[Opening Data for processing section]
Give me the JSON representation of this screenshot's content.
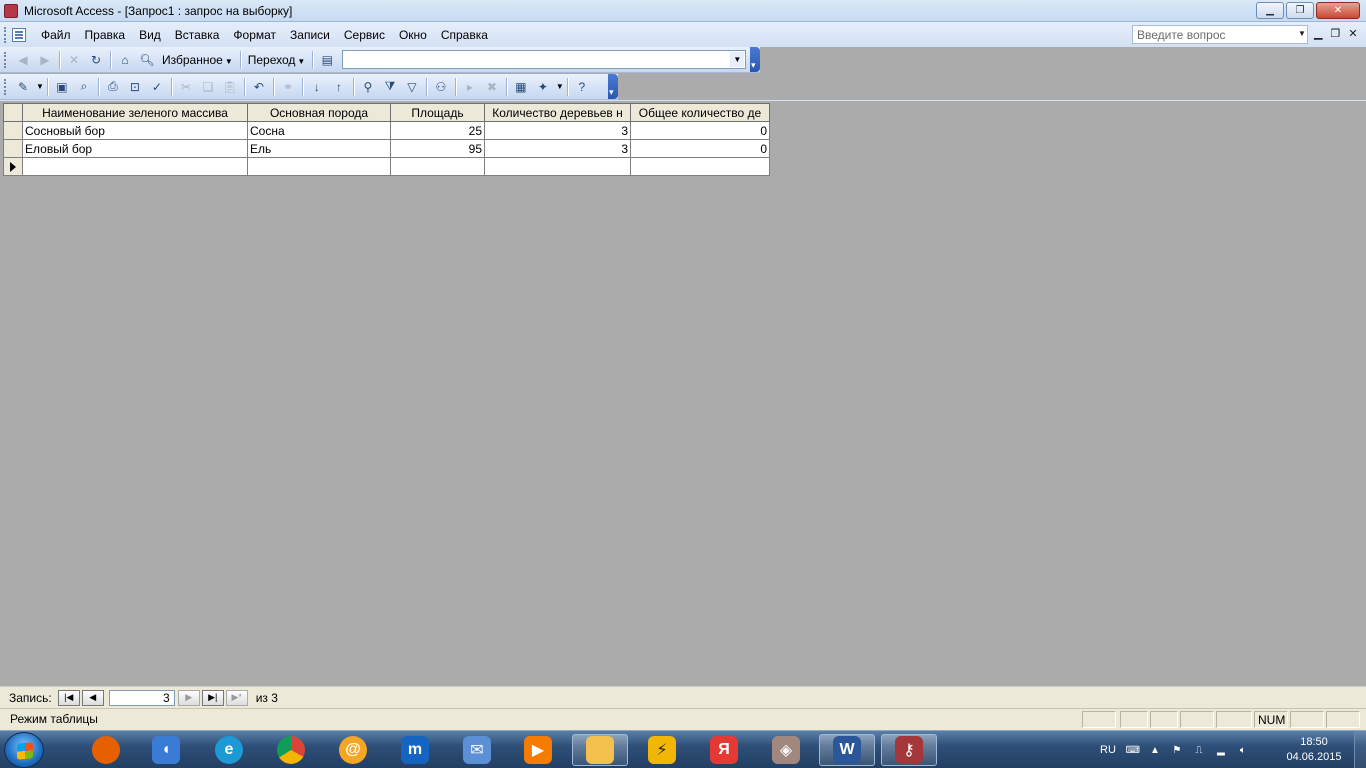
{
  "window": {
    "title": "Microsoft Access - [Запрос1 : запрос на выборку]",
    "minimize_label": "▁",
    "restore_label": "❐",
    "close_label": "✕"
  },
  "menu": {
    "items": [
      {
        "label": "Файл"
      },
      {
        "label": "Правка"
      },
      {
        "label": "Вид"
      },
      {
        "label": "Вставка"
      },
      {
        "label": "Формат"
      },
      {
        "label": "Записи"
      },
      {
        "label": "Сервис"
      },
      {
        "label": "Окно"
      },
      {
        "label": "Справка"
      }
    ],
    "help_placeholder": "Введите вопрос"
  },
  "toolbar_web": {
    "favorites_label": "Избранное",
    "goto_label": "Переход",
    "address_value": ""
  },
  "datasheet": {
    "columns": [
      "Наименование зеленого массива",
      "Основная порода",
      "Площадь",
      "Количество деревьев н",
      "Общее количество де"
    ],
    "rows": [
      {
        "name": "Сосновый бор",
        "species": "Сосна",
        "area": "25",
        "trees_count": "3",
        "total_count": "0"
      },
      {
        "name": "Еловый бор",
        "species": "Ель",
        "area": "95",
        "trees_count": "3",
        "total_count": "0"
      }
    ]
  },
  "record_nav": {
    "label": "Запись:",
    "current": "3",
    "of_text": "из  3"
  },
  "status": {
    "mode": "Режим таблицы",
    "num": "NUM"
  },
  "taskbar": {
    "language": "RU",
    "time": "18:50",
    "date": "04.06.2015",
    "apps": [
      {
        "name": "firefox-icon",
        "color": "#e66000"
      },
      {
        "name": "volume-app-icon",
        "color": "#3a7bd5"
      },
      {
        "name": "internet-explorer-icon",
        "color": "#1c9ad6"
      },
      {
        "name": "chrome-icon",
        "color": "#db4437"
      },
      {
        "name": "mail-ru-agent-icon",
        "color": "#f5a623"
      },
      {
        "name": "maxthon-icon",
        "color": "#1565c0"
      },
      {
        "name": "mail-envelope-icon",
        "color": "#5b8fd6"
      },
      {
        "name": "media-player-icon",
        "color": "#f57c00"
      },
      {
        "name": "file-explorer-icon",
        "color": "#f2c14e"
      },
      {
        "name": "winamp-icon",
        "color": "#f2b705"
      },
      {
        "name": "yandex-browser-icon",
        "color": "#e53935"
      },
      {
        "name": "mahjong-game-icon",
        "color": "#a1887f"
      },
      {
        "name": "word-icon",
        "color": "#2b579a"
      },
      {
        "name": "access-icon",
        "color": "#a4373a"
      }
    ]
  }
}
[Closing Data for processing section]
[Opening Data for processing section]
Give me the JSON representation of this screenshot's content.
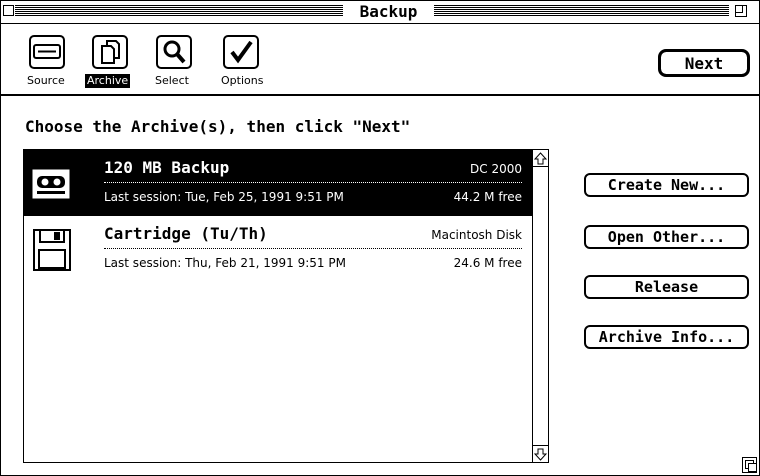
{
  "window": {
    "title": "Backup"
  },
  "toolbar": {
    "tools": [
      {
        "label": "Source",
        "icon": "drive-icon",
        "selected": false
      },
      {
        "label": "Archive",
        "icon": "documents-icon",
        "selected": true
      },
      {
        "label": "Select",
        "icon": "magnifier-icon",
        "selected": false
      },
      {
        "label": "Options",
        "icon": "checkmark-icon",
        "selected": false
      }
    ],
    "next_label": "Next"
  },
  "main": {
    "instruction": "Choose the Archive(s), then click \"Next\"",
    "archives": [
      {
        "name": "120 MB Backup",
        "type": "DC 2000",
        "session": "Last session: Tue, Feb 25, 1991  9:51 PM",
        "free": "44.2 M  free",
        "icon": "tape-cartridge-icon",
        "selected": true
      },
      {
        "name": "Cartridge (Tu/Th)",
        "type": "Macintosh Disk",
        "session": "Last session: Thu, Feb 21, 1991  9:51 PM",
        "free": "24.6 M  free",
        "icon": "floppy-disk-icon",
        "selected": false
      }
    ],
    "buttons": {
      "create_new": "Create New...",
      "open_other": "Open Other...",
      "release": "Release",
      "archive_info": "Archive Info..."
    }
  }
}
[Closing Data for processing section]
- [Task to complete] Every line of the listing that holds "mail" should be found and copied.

- [Solution to the problem]
        "name": "mail-ru-agent-icon",
        "name": "mail-envelope-icon",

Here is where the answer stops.